The violence of this convergence, however, illustrates what can happen when the old "code of manners" governing relationships between whites and blacks has broken down. Julian, who feels his mother has been taught a good lesson, begins to talk to her about the emergence of blacks in the new South.
Disoriented, she sways for a moment before stumbling off. Her major flaw, which is repeatedly revealed throughout the course of the story, is the great sense of satisfaction she takes in her own sense of propriety.
Flannery O'Connor is a Christian writer, and her work is message-oriented, yet she is far too brilliant a stylist to tip her hand; like all good writers, crass didacticism is abhorrent to her.
As we examine these clues, we will find that Mrs. In this way, her writing is intrinsically esoteric, in that it contains knowledge that is hidden to all but those who have been instructed as to how and where to look for it, i.
In a simpler time — before sick individuals put pieces of razor blades or pins in the trick-or-treat candies and apples of the Halloween season — it was not at all uncommon for older people to carry treats for the kids they might meet.
Martin notes, "Most of the short stories are constructed in such a way as to dramatize the sinfulness and the need for grace Julian imagines striking up conversation with him just to make his mother uncomfortable.
Julian realizes with horror that his mother will try to give Carver a nickel as she does with all little children. O'Connor, and spent her early childhood at East Charlton Street. This approach also borrows from German philosopher Martin Heidegger and his concept of Dasein, being-there, wherein death represents the moment when a man's existence becomes complete, for better or worse.
As mentioned earlier, the triumph of Flannery O'Connor's writing lies in the balance between the realistic and the anagogical. The fact that the names are most usually a mockery of the characters adds to the cryptic Christianity that characterizes O'Connor's work.

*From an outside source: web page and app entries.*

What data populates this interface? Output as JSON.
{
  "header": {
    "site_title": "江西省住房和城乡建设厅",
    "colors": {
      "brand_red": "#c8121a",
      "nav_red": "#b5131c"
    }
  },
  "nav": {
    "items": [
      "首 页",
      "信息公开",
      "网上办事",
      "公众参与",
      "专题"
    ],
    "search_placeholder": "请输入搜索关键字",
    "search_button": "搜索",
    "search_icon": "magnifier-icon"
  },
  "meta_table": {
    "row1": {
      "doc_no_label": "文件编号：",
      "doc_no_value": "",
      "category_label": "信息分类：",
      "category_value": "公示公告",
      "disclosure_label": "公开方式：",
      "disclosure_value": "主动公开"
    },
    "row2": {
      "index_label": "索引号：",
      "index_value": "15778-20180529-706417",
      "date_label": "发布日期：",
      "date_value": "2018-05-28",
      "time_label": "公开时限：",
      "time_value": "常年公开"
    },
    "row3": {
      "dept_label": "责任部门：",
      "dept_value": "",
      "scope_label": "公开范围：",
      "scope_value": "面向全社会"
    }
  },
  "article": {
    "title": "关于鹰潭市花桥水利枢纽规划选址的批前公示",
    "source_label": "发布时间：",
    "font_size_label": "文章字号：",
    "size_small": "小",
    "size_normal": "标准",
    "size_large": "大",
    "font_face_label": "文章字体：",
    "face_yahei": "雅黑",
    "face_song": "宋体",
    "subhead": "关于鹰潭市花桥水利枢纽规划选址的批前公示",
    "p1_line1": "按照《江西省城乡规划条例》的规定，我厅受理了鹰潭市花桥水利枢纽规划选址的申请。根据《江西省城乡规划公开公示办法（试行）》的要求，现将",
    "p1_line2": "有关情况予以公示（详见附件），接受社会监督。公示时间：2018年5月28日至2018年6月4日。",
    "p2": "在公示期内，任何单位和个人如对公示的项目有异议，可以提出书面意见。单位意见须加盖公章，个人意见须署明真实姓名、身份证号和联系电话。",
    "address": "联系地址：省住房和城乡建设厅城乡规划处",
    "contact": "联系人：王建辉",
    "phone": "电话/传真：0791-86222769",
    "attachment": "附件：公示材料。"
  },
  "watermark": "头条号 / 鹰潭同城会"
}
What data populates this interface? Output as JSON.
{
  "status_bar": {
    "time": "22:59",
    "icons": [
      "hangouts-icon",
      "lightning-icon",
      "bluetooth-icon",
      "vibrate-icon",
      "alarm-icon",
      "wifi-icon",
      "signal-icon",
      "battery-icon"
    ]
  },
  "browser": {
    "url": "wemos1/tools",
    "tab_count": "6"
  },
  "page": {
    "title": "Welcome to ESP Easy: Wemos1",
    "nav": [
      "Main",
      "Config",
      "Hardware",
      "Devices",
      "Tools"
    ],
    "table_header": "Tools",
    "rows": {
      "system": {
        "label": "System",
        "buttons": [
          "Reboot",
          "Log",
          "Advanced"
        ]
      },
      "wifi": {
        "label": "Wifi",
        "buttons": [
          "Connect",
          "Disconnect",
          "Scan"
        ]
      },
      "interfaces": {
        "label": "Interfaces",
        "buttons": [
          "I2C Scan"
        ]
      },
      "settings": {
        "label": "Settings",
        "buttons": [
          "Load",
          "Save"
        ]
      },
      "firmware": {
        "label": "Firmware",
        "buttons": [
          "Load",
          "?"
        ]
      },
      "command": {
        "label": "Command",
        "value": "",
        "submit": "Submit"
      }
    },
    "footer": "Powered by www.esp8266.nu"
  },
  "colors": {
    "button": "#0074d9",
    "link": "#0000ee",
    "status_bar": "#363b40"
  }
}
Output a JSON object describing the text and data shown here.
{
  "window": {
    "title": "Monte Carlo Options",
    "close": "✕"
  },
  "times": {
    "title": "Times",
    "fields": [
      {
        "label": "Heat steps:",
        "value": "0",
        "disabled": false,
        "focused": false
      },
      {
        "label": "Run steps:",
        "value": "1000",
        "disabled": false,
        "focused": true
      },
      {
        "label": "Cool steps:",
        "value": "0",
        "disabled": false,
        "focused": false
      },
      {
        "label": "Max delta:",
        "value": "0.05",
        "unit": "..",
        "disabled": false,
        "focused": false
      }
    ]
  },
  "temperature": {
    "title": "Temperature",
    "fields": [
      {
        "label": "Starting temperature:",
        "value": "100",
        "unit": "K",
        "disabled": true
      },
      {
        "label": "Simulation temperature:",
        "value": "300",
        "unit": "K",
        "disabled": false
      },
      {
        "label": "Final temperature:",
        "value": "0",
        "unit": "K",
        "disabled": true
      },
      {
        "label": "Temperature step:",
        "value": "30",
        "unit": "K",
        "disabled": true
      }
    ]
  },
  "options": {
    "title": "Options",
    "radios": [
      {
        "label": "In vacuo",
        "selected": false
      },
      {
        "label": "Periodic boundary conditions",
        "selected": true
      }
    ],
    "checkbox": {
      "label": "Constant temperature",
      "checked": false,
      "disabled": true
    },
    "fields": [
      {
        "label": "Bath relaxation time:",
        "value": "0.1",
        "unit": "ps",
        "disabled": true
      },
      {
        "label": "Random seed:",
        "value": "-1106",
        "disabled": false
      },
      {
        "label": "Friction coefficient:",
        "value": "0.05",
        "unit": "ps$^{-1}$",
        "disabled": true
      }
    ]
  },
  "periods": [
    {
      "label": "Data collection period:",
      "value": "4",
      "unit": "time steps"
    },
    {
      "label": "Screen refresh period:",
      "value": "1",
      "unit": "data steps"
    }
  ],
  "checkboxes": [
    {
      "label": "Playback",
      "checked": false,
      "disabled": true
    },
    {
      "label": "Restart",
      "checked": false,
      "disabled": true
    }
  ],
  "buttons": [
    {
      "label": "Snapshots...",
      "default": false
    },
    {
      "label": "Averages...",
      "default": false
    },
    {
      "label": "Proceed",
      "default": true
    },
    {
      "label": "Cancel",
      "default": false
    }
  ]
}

She is described as having "sky-blue" eyes blue, you may remember, often symbolizes heaven and heavenly love in Christian symbology ; Mrs. Exposition (Initial Situation) He's Got 99 Problems Julian is a grown man living at home with his mom.
We feel you, man. Worse, he's forced to take her to the Y every week for a weight-reducing class. In Greenleaf by Flannery O’Connor we have the theme of faith, grace and control.

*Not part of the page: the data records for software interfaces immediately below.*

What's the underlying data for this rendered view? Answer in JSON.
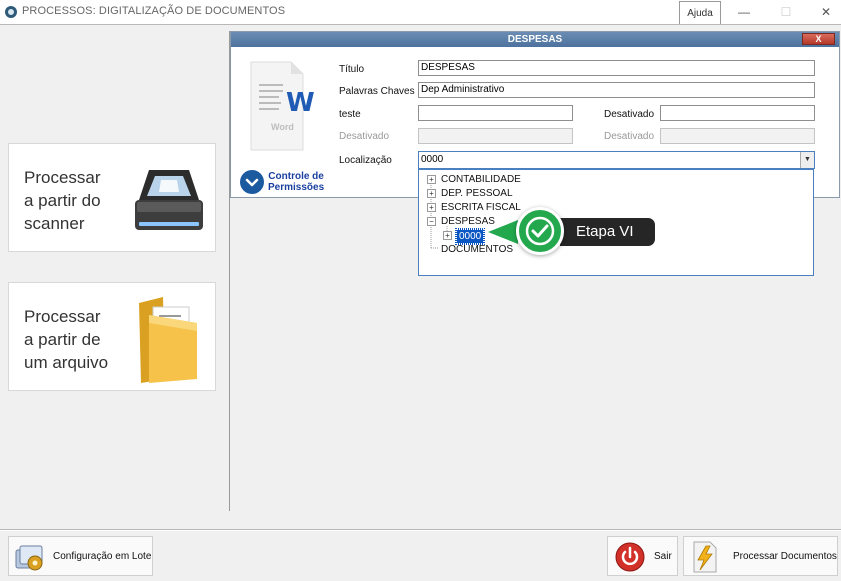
{
  "window": {
    "title": "PROCESSOS: DIGITALIZAÇÃO DE DOCUMENTOS",
    "help_label": "Ajuda",
    "minimize_glyph": "—",
    "maximize_glyph": "☐",
    "close_glyph": "✕"
  },
  "left_panel": {
    "scanner_card": {
      "line1": "Processar",
      "line2": "a partir do",
      "line3": "scanner",
      "icon": "scanner-icon"
    },
    "file_card": {
      "line1": "Processar",
      "line2": "a partir de",
      "line3": "um arquivo",
      "icon": "folder-icon"
    }
  },
  "dialog": {
    "title": "DESPESAS",
    "close_label": "X",
    "doc_icon": {
      "name": "word-document-icon",
      "letter": "W",
      "caption": "Word"
    },
    "fields": {
      "titulo": {
        "label": "Título",
        "value": "DESPESAS"
      },
      "palavras_chaves": {
        "label": "Palavras Chaves",
        "value": "Dep Administrativo"
      },
      "teste": {
        "label": "teste",
        "value": ""
      },
      "desativado_1": {
        "label": "Desativado",
        "value": ""
      },
      "desativado_2": {
        "label": "Desativado",
        "value": ""
      },
      "desativado_3": {
        "label": "Desativado",
        "value": ""
      },
      "localizacao": {
        "label": "Localização",
        "value": "0000"
      }
    },
    "permissions": {
      "line1": "Controle de",
      "line2": "Permissões"
    },
    "tree": [
      {
        "label": "CONTABILIDADE",
        "expander": "+"
      },
      {
        "label": "DEP. PESSOAL",
        "expander": "+"
      },
      {
        "label": "ESCRITA FISCAL",
        "expander": "+"
      },
      {
        "label": "DESPESAS",
        "expander": "−"
      },
      {
        "label": "0000",
        "expander": "+",
        "selected": true
      },
      {
        "label": "DOCUMENTOS",
        "expander": ""
      }
    ]
  },
  "callout": {
    "label": "Etapa VI",
    "color": "#23a84e"
  },
  "bottom": {
    "batch_config_label": "Configuração em Lote",
    "exit_label": "Sair",
    "process_label": "Processar Documentos"
  }
}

Taken from her Everything That Rises Must Converge collection the story is narrated in the third person and begins with the main protagonist Mrs May waking in the middle of the night and seeing a bull tearing at her hedge.
On the surface, "Everything That Rises Must Converge" appears to be a simple story. Finally, it seems, O'Connor has written a story which we can easily read and understand without having to struggle with abstract religious symbolism.

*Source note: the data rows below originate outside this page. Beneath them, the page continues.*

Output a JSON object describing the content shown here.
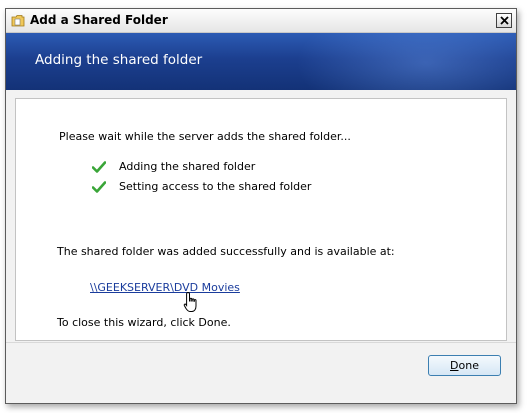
{
  "window": {
    "title": "Add a Shared Folder",
    "icon": "folder-share-icon"
  },
  "banner": {
    "title": "Adding the shared folder"
  },
  "content": {
    "intro": "Please wait while the server adds the shared folder...",
    "steps": [
      {
        "label": "Adding the shared folder",
        "status": "done"
      },
      {
        "label": "Setting access to the shared folder",
        "status": "done"
      }
    ],
    "success_message": "The shared folder was added successfully and is available at:",
    "share_path": "\\\\GEEKSERVER\\DVD Movies",
    "close_instruction": "To close this wizard, click Done."
  },
  "footer": {
    "done_label_accel": "D",
    "done_label_rest": "one"
  },
  "colors": {
    "banner_top": "#2c5bb4",
    "banner_bottom": "#133277",
    "link": "#1a3c9c",
    "check": "#3aa538"
  }
}
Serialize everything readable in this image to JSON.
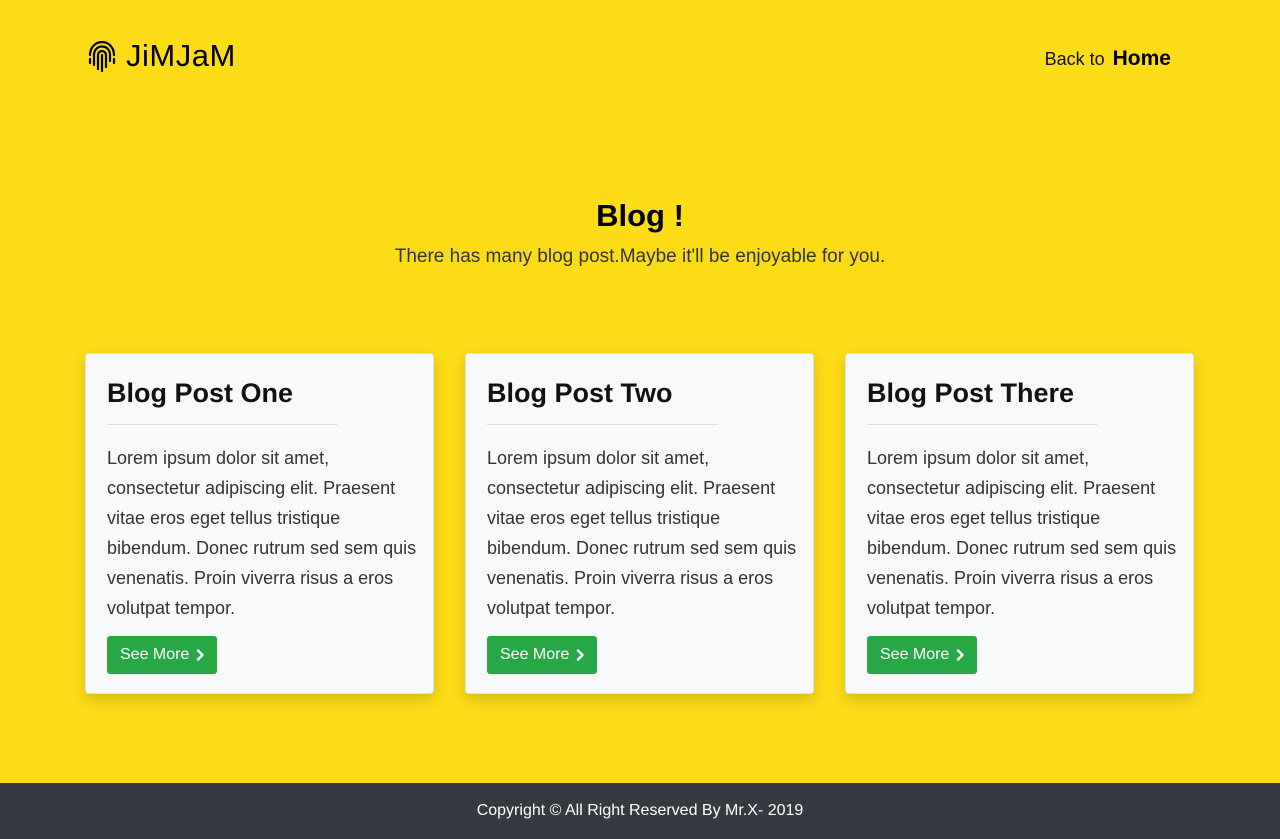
{
  "navbar": {
    "brand_icon": "fingerprint-icon",
    "brand_name": "JiMJaM",
    "back_text": "Back to",
    "home_link": "Home"
  },
  "hero": {
    "title": "Blog !",
    "subtitle": "There has many blog post.Maybe it'll be enjoyable for you."
  },
  "posts": [
    {
      "title": "Blog Post One",
      "body": "Lorem ipsum dolor sit amet, consectetur adipiscing elit. Praesent vitae eros eget tellus tristique bibendum. Donec rutrum sed sem quis venenatis. Proin viverra risus a eros volutpat tempor.",
      "button_label": "See More",
      "button_icon": "chevron-right-icon"
    },
    {
      "title": "Blog Post Two",
      "body": "Lorem ipsum dolor sit amet, consectetur adipiscing elit. Praesent vitae eros eget tellus tristique bibendum. Donec rutrum sed sem quis venenatis. Proin viverra risus a eros volutpat tempor.",
      "button_label": "See More",
      "button_icon": "chevron-right-icon"
    },
    {
      "title": "Blog Post There",
      "body": "Lorem ipsum dolor sit amet, consectetur adipiscing elit. Praesent vitae eros eget tellus tristique bibendum. Donec rutrum sed sem quis venenatis. Proin viverra risus a eros volutpat tempor.",
      "button_label": "See More",
      "button_icon": "chevron-right-icon"
    }
  ],
  "footer": {
    "copyright": "Copyright © All Right Reserved By Mr.X- 2019"
  },
  "colors": {
    "page_background": "#fcdc17",
    "card_background": "#f8f9fa",
    "button_green": "#28a745",
    "footer_background": "#343a40"
  }
}
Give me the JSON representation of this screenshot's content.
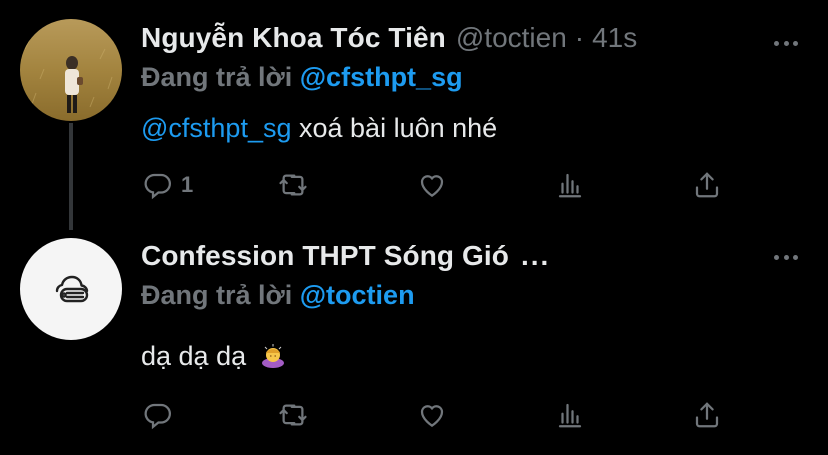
{
  "tweets": [
    {
      "name": "Nguyễn Khoa Tóc Tiên",
      "handle": "@toctien",
      "dot": "·",
      "time": "41s",
      "replying_prefix": "Đang trả lời",
      "replying_to": "@cfsthpt_sg",
      "body_mention": "@cfsthpt_sg",
      "body_text": "xoá bài luôn nhé",
      "reply_count": "1"
    },
    {
      "name": "Confession THPT Sóng Gió",
      "name_ellipsis": "...",
      "replying_prefix": "Đang trả lời",
      "replying_to": "@toctien",
      "body_text": "dạ dạ dạ"
    }
  ],
  "icons": {
    "reply": "reply-icon",
    "retweet": "retweet-icon",
    "like": "heart-icon",
    "analytics": "analytics-icon",
    "share": "share-icon",
    "more": "more-icon"
  },
  "colors": {
    "background": "#000000",
    "text": "#e7e9ea",
    "muted": "#71767b",
    "accent": "#1d9bf0"
  }
}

Everything That Rises Must Converge by Flannery O'Connor HER DOCTOR had told Julian's mother that she must lose twenty pounds on account of her blood pressure, so on Wednesday nights Julian had to take her downtown on the.
O’Connor and the Southern Gothic Tradition. Although “Everything That Rises Must Converge” cannot be strictly classified as Southern Gothic literature, the story nevertheless draws upon many aspects of the genre, most.
PDF's Related to The Complete Stories; Everything That Rises Must Converge: Stories by Flannery O'Connor: A Good Man is Hard to Find and Other Stories by Flannery O'Connor: Wise Blood by Flannery O'Connor: The Violent Bear It Away by Flannery O'Connor: A Passion Most Pure by .An analysis of the plot in everything that rises must converge by flannery oconnor